By the next class, Sanderson has regrouped, and calmly and methodically leads the class through a Socratic dialogue. Tobacco farmers have lost their jobs because we smoke less: Does that mean we should have the government do something about it? People lose their jobs all the time because the work they do--whether opening envelopes for magazine subscriptions or wrapping Hershey's Kisses--becomes automated. Trade works the same way as technological progress: While it might put some people out of work, in the end, it makes everyone better off. The class is nodding, attentive and silent.

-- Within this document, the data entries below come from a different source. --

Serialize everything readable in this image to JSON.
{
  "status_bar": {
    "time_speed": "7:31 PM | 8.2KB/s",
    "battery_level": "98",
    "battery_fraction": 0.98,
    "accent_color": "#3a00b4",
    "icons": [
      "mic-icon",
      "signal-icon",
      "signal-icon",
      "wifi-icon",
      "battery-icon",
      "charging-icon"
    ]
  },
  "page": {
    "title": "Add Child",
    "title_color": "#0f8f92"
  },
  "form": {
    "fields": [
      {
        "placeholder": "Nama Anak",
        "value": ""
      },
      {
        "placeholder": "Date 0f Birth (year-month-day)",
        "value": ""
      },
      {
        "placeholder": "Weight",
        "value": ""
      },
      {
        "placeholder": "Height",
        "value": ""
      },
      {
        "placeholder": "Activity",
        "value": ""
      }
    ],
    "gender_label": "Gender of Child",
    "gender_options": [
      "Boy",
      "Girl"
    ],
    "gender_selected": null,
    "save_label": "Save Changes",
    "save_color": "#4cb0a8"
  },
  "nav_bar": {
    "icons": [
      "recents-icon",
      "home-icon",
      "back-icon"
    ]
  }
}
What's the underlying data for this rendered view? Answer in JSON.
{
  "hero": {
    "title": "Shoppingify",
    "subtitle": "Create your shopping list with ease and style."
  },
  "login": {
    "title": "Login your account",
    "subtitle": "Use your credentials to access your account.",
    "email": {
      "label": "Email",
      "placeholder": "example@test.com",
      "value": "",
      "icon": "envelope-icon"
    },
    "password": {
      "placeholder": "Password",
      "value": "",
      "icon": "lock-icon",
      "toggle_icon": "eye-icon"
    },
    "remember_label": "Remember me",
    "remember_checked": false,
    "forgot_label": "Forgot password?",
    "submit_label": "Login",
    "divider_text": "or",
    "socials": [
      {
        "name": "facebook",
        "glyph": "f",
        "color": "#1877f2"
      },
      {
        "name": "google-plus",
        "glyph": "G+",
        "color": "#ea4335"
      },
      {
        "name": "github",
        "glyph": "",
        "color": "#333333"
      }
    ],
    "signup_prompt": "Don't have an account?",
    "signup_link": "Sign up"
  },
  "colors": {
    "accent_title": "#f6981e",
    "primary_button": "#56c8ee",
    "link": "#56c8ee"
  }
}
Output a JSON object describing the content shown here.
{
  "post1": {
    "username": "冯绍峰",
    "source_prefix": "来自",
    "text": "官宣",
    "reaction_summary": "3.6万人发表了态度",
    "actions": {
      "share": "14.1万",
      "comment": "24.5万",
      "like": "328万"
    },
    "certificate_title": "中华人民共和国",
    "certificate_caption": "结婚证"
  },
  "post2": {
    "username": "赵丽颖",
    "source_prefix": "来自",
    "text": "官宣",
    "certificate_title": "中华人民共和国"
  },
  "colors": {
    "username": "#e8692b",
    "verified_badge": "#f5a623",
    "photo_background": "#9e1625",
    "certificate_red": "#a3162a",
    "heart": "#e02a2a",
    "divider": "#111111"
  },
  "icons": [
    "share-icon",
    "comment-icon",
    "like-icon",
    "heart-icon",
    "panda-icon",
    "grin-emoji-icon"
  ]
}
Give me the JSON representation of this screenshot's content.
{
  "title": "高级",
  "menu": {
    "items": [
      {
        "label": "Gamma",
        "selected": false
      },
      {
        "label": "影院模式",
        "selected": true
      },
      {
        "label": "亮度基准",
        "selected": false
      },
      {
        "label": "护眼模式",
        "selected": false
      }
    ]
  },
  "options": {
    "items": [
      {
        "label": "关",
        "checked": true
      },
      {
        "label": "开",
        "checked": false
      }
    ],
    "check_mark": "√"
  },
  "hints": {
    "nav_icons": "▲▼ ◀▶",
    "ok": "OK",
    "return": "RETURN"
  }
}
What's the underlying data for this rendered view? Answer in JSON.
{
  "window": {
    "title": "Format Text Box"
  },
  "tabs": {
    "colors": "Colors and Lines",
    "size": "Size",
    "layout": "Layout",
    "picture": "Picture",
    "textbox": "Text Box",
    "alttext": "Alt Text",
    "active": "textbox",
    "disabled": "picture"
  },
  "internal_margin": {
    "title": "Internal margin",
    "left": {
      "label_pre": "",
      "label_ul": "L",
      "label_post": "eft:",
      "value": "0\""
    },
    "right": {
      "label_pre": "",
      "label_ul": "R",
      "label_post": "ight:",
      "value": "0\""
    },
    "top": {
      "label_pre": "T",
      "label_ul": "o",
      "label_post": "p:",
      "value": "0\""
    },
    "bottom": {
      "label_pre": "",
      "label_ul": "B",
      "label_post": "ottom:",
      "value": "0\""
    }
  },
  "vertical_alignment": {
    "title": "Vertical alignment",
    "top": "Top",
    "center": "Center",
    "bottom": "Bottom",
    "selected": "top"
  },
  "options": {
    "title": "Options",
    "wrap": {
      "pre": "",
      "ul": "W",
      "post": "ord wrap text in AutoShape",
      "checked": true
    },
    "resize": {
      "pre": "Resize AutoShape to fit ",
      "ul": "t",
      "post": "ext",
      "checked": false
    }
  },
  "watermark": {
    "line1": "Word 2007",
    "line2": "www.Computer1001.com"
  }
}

Furthermore, free trade is a moral imperative because it makes poorer countries better off. "I don't want to sound like Miss America," Sanderson says as he wraps up the final class of the quarter. "I think world poverty is where it's at in terms of where you try to place resources. My sense is that significant redistribution of wealth is probably not the answer. Part of it is that there is not enough wealth to redistribute. There's not a lot of rich people and too many poor people. And the gap between rich and poor is too vast. It comes down to economic growth, how fast we can make economies grow. Economic growth does tend to raise all boats."
As the class files out, I see a student I'd talked with a few times over the course of the quarter, an unassuming kid with a long mop of brown hair. I remember a conversation we'd had at the beginning of the semester: "I hope it doesn't all end up to be wrong," he'd said, referring to the Chicago School theories he was about to learn. "Like in Latin America. That worries me a bit."
Six months after the class ended, I e-mailed him to ask whether he was still worried. "I got this e-mail right after my Econ 201 class, the intermediate sequence for the major requirement," he wrote back. "So it looks like I'm no longer worried that what I'm learning is 'wrong.' Actually, the conversation we had doesn't really make sense to me anymore. I now understand that any one school of economics can't explain and predict all the intricacies of human economies."
What he'd come to realize, he wrote, was that "it isn't a question of correct theory or incorrect theory, but whether or not the results of the implementation of that theory are right or wrong in a moral sense."
In other words, it's a question that economics alone can't answer.